**WHAT THE EXERCISE ASKS**. The job is to output each record exactly as it stands, pictures excluded.

Records drawn from a dataset:

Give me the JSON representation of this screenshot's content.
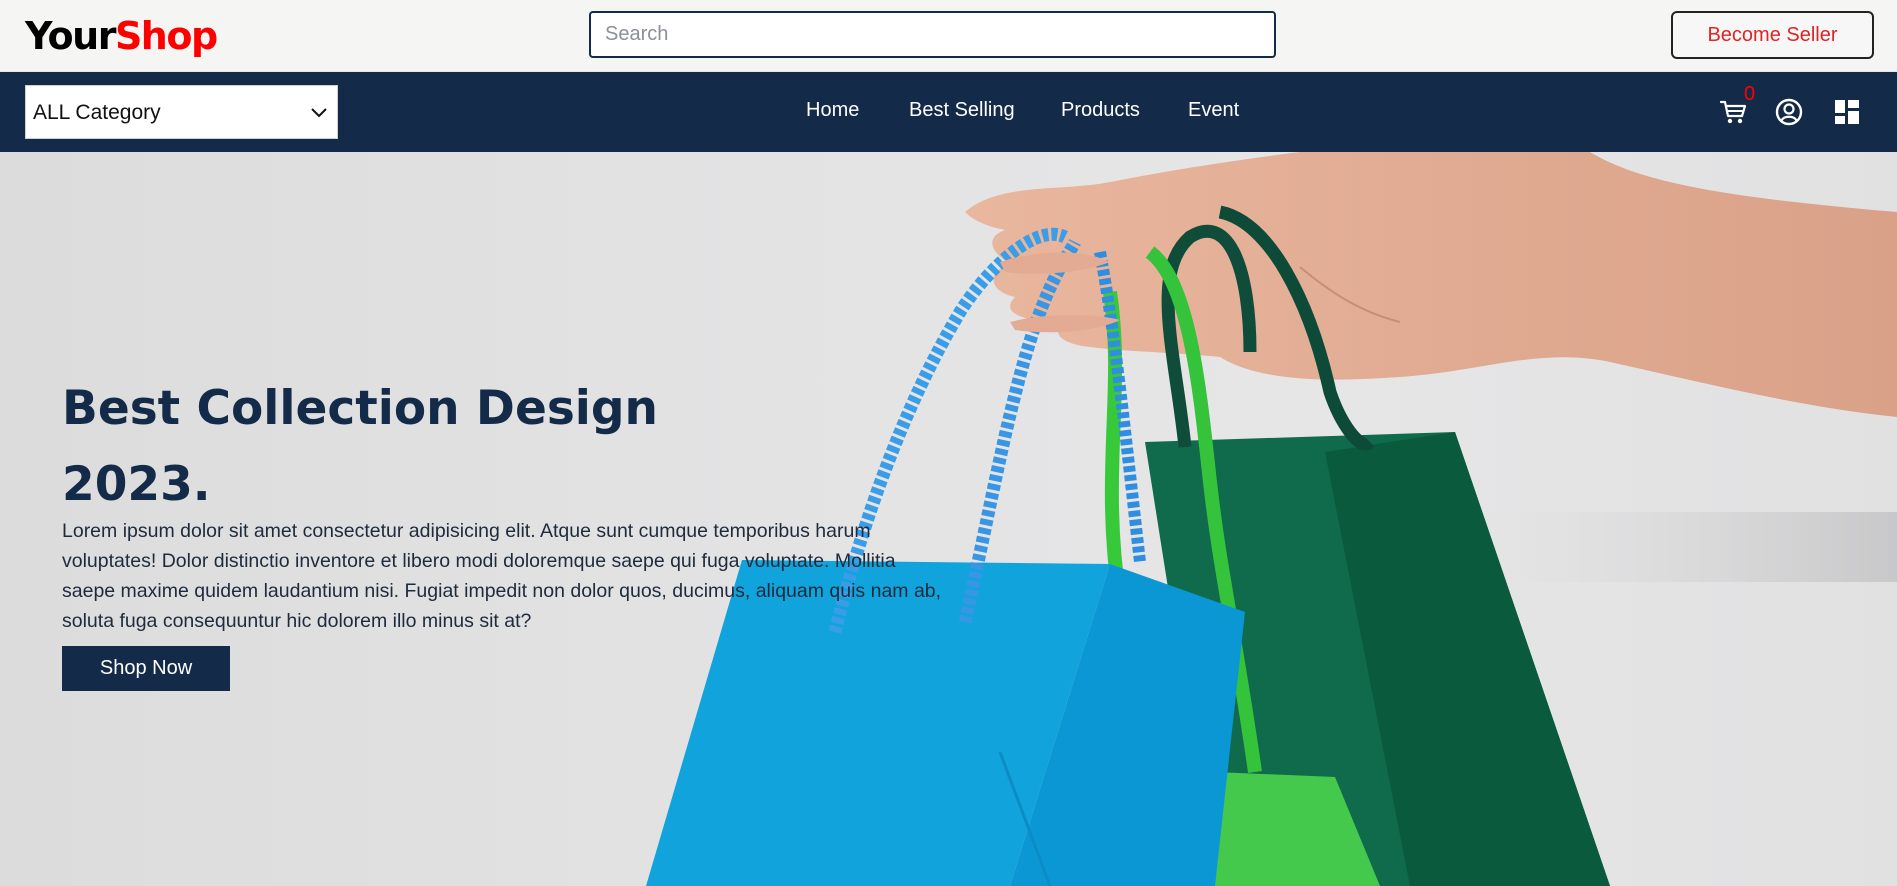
{
  "header": {
    "logo_part1": "Your",
    "logo_part2": "Shop",
    "search_placeholder": "Search",
    "search_value": "",
    "become_seller_label": "Become Seller"
  },
  "navbar": {
    "category_select": {
      "selected": "ALL Category"
    },
    "links": [
      {
        "label": "Home"
      },
      {
        "label": "Best Selling"
      },
      {
        "label": "Products"
      },
      {
        "label": "Event"
      }
    ],
    "icons": [
      "cart-icon",
      "user-icon",
      "dashboard-icon"
    ],
    "cart_count": "0"
  },
  "hero": {
    "title": "Best Collection Design 2023.",
    "description": "Lorem ipsum dolor sit amet consectetur adipisicing elit. Atque sunt cumque temporibus harum voluptates! Dolor distinctio inventore et libero modi doloremque saepe qui fuga voluptate. Mollitia saepe maxime quidem laudantium nisi. Fugiat impedit non dolor quos, ducimus, aliquam quis nam ab, soluta fuga consequuntur hic dolorem illo minus sit at?",
    "cta_label": "Shop Now"
  },
  "colors": {
    "brand_dark": "#132a48",
    "accent_red": "#ff0000",
    "seller_text": "#e02424"
  }
}
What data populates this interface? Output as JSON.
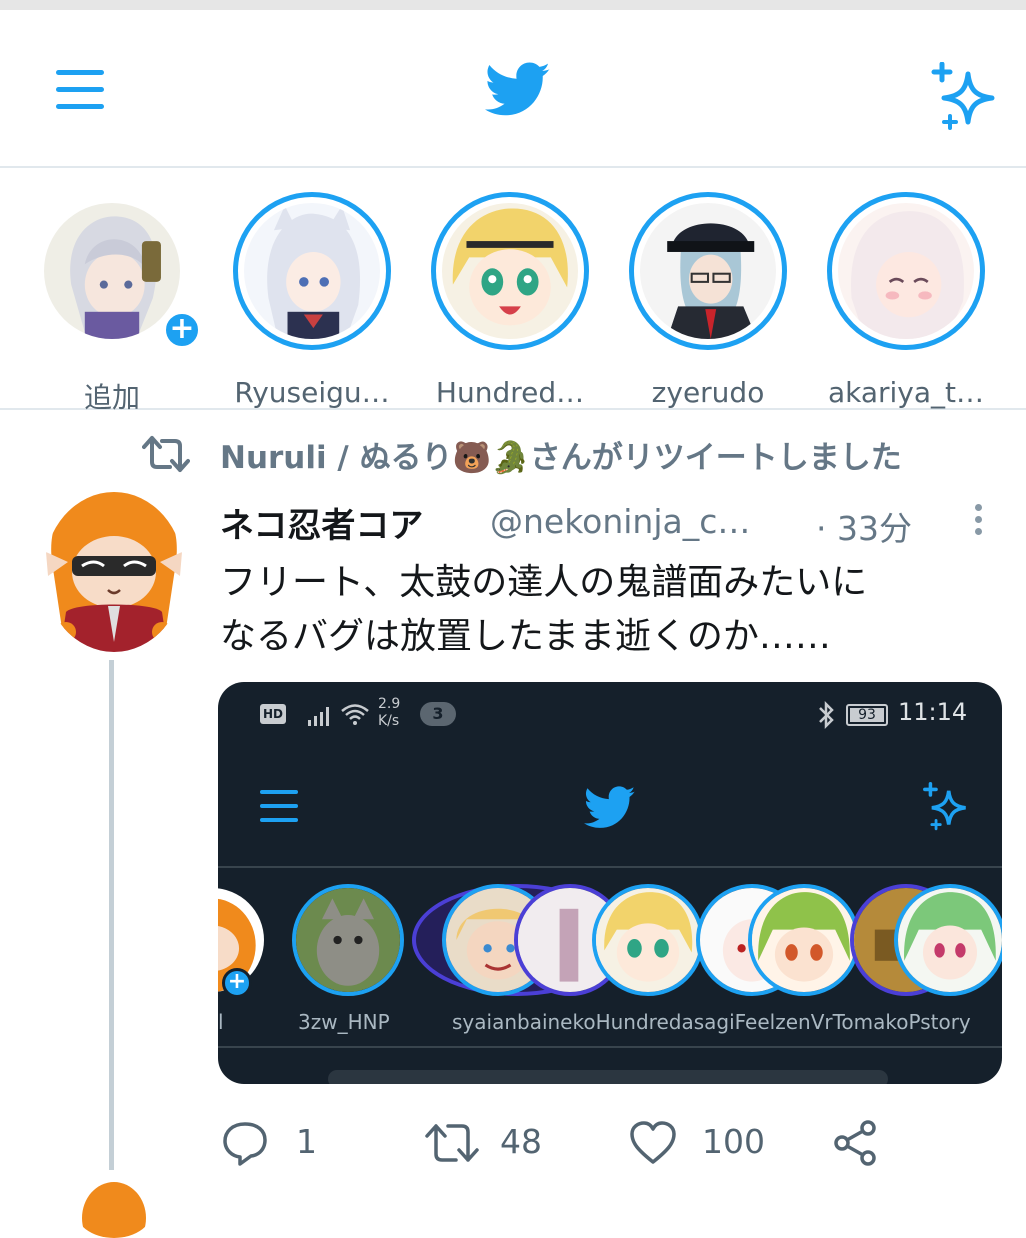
{
  "colors": {
    "accent": "#1da1f2",
    "text": "#14171a",
    "muted": "#657786",
    "border": "#e1e8ed",
    "media_bg": "#15202b"
  },
  "header": {
    "menu_icon": "hamburger-icon",
    "logo_icon": "twitter-bird-icon",
    "sparkle_icon": "sparkle-icon"
  },
  "fleets": [
    {
      "name": "追加",
      "has_ring": false,
      "add_badge": "+"
    },
    {
      "name": "Ryuseigu…",
      "has_ring": true
    },
    {
      "name": "Hundred…",
      "has_ring": true
    },
    {
      "name": "zyerudo",
      "has_ring": true
    },
    {
      "name": "akariya_t…",
      "has_ring": true
    }
  ],
  "tweet": {
    "retweet_context": "Nuruli / ぬるり🐻🐊さんがリツイートしました",
    "author_name": "ネコ忍者コア",
    "author_handle": "@nekoninja_c…",
    "time": "· 33分",
    "text_lines": [
      "フリート、太鼓の達人の鬼譜面みたいに",
      "なるバグは放置したまま逝くのか……"
    ],
    "media": {
      "status_hd": "HD",
      "status_speed_top": "2.9",
      "status_speed_bottom": "K/s",
      "status_badge": "3",
      "battery": "93",
      "clock": "11:14",
      "add_badge": "+",
      "fleet_names": [
        "l",
        "3zw_HNP",
        "syaianbainekoHundredasagiFeelzenVrTomakoPstory"
      ]
    },
    "actions": {
      "reply_count": "1",
      "retweet_count": "48",
      "like_count": "100"
    }
  }
}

**EXERCISE SOLUTION**.
Give me the JSON representation of this screenshot's content.
{
  "header": {
    "logo_part1": "Your",
    "logo_part2": "Shop",
    "search_placeholder": "Search",
    "search_value": "",
    "become_seller_label": "Become Seller"
  },
  "navbar": {
    "category_select": {
      "selected": "ALL Category"
    },
    "links": [
      {
        "label": "Home"
      },
      {
        "label": "Best Selling"
      },
      {
        "label": "Products"
      },
      {
        "label": "Event"
      }
    ],
    "icons": [
      "cart-icon",
      "user-icon",
      "dashboard-icon"
    ],
    "cart_count": "0"
  },
  "hero": {
    "title": "Best Collection Design 2023.",
    "description": "Lorem ipsum dolor sit amet consectetur adipisicing elit. Atque sunt cumque temporibus harum voluptates! Dolor distinctio inventore et libero modi doloremque saepe qui fuga voluptate. Mollitia saepe maxime quidem laudantium nisi. Fugiat impedit non dolor quos, ducimus, aliquam quis nam ab, soluta fuga consequuntur hic dolorem illo minus sit at?",
    "cta_label": "Shop Now"
  },
  "colors": {
    "brand_dark": "#132a48",
    "accent_red": "#ff0000",
    "seller_text": "#e02424"
  }
}
What data populates this interface? Output as JSON.
{
  "colors": {
    "accent": "#1da1f2",
    "text": "#14171a",
    "muted": "#657786",
    "border": "#e1e8ed",
    "media_bg": "#15202b"
  },
  "header": {
    "menu_icon": "hamburger-icon",
    "logo_icon": "twitter-bird-icon",
    "sparkle_icon": "sparkle-icon"
  },
  "fleets": [
    {
      "name": "追加",
      "has_ring": false,
      "add_badge": "+"
    },
    {
      "name": "Ryuseigu…",
      "has_ring": true
    },
    {
      "name": "Hundred…",
      "has_ring": true
    },
    {
      "name": "zyerudo",
      "has_ring": true
    },
    {
      "name": "akariya_t…",
      "has_ring": true
    }
  ],
  "tweet": {
    "retweet_context": "Nuruli / ぬるり🐻🐊さんがリツイートしました",
    "author_name": "ネコ忍者コア",
    "author_handle": "@nekoninja_c…",
    "time": "· 33分",
    "text_lines": [
      "フリート、太鼓の達人の鬼譜面みたいに",
      "なるバグは放置したまま逝くのか……"
    ],
    "media": {
      "status_hd": "HD",
      "status_speed_top": "2.9",
      "status_speed_bottom": "K/s",
      "status_badge": "3",
      "battery": "93",
      "clock": "11:14",
      "add_badge": "+",
      "fleet_names": [
        "l",
        "3zw_HNP",
        "syaianbainekoHundredasagiFeelzenVrTomakoPstory"
      ]
    },
    "actions": {
      "reply_count": "1",
      "retweet_count": "48",
      "like_count": "100"
    }
  }
}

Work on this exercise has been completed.